I sing the praises of blue, blue sky, diving magpies, hawks, and ravens. Perfectly still air, and a calm soul. I shout thanks for the excellent sleep and the waking, consciousness and sustenance, and the rusty metal relics I’ve made into toys and works of art. Pumpkin pie and beer for breakfast. Lotion for my itchy legs. A plan that will help me sequence as I meander. A charger for my phone. I am among the blessed. My good fortune extends so far beyond what I deserve that the comparison is spurious. What I deserve and what I have are unrelated. To prove otherwise would involve such massive statistical analyses, only God could give it a go.
My mind wanders. Imagine God with 7 billion independent undeserving variables lining up with their blessings and curses, their riches and hunger, their longings and fears. What connects to what? What would the dependent variables be? Clean air? Laughter? Breast milk? Weapons? Money? Love? A full belly? A fantastic sexual partner? Healthcare?

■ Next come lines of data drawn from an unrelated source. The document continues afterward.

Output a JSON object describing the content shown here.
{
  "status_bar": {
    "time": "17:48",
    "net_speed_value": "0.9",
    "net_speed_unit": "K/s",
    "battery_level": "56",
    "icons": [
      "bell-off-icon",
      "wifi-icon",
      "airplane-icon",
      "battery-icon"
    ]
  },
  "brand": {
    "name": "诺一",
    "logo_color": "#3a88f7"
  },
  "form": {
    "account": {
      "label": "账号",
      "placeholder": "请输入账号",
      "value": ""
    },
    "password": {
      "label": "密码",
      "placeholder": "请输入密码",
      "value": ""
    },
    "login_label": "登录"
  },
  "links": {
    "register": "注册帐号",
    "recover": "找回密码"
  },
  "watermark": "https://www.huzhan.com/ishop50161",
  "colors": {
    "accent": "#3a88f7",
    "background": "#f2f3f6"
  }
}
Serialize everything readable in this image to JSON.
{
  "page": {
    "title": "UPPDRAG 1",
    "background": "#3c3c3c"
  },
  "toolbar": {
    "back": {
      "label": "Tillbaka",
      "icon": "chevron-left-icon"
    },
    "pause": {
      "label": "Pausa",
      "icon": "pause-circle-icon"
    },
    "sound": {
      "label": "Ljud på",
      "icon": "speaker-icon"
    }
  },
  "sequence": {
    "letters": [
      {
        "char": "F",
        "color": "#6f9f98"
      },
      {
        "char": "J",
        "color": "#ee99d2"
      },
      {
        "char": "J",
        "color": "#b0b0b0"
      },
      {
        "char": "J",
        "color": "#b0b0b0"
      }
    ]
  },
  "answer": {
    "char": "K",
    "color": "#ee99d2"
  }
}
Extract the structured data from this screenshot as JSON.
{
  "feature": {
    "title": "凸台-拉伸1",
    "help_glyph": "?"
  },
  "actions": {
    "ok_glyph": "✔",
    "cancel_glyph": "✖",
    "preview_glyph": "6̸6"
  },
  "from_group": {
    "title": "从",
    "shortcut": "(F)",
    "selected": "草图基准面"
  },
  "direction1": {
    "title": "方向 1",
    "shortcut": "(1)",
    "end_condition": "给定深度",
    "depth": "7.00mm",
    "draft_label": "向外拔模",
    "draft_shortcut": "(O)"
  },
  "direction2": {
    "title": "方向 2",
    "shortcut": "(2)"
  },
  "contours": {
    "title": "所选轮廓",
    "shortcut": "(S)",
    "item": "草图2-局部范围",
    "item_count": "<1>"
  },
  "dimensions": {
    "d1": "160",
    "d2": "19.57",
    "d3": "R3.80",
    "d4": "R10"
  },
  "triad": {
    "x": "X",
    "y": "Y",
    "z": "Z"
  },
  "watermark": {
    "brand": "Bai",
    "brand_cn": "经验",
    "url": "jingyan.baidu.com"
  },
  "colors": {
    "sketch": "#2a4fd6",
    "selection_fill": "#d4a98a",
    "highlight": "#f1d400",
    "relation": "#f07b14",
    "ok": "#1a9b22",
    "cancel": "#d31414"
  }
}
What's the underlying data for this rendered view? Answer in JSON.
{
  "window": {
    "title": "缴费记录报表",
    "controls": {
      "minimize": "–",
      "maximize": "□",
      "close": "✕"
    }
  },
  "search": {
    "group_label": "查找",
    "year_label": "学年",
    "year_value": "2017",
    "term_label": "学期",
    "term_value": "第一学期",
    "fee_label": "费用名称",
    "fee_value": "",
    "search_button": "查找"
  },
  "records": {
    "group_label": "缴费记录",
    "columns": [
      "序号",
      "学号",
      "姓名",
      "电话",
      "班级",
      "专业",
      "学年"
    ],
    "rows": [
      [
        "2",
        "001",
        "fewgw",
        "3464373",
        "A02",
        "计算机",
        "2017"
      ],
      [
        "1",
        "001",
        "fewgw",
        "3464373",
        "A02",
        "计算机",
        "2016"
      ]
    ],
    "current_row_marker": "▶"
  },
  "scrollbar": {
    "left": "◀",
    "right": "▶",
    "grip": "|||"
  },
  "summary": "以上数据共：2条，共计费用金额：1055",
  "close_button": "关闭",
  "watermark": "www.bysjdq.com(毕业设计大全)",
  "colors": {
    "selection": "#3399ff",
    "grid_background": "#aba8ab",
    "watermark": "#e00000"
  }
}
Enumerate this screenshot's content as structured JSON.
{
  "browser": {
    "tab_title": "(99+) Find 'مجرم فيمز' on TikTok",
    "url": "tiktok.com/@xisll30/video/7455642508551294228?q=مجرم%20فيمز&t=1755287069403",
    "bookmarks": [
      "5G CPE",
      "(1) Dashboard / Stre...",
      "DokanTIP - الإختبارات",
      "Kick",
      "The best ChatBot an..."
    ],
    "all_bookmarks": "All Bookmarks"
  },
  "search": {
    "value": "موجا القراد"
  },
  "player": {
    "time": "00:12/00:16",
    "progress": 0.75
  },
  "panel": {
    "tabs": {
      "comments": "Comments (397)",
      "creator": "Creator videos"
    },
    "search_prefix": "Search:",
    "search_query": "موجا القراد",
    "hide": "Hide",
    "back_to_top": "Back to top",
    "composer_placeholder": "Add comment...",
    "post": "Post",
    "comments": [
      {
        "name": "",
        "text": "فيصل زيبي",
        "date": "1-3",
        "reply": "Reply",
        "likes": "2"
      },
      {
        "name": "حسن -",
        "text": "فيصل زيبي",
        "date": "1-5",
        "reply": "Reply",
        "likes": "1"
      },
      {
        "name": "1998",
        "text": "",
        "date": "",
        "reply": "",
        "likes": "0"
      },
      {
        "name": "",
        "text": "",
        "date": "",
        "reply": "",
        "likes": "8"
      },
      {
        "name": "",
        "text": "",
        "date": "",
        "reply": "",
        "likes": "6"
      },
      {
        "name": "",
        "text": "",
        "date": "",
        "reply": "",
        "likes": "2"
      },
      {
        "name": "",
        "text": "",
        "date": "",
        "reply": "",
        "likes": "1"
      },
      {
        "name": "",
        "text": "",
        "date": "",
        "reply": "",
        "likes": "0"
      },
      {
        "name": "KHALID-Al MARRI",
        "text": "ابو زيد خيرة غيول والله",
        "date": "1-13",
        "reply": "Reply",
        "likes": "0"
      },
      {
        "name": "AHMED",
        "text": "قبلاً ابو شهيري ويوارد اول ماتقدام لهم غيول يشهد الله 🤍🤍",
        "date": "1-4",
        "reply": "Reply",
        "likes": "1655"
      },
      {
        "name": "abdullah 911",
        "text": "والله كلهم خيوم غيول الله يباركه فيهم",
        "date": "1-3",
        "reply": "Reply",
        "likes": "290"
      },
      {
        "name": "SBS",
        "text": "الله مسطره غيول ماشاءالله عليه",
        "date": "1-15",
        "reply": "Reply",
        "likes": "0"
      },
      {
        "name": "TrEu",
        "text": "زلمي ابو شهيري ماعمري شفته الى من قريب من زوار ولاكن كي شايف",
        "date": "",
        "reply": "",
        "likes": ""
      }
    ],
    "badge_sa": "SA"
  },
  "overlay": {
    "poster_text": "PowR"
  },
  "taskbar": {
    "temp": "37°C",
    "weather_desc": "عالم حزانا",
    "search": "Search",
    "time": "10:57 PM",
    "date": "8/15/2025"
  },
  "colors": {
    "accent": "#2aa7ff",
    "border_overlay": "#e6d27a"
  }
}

Correlation is NOT causation. This is the single spiritual truth I learned in Advanced Statistics. But, my or my, aren’t we tempted to draw the easy conclusions? Isn’t it hard to let go of those judgements about who deserves what? Some graceless days, I deserve nothing. Some malevolent days, I’d willingly get rid of half the world’s population, convinced I’d be doing the Universe a favor.
Tune in here, God. Don’t you realize how maddening it is to be us? Well-fed, fulfilled human beings who’ve invented politics, the nightly news and the Internet? I didn’t ask to be born who I am, where I am. Why am I not a dead Syrian child? Why am I not a billionaire? God, you’re inconsistent and nearly inscrutable. What am I? What am I supposed to do?
“Enough,” God said. “You’re enough. You’re a stitch in the quilt I’ve been working on, a glimmer of light through water, you add to the harmonics, and help with the boredom I face occasionally. I set you free before you knew what that meant, and I’ve been trying to teach you ever since. Most humans are frightfully slow learners, but luckily, I invented education, and if you’re willing, I’ll keep teaching you.”
“Ok,” I said meekly.
“Good to hear,” God said. “You can back off the statistics. I was enjoying your revelry before you drifted. Do what’s in your heart to do. Let your joy make you brave, compassion make you strong. That’s how I do it, and remember, we’re a lot alike.”
“Yeah. I hate when you point that out,” I said, loosening up a little.
God laughed and blew me flirtatious kisses, like fireworks on the horizon. I blew some back and began again to praise the blue, blue sky. But frankly, it didn’t seem like enough. I crossed my arms, ill at ease with my comparative wealth. God laughed again. “Keep trying,” God whispered. “Keep trying.”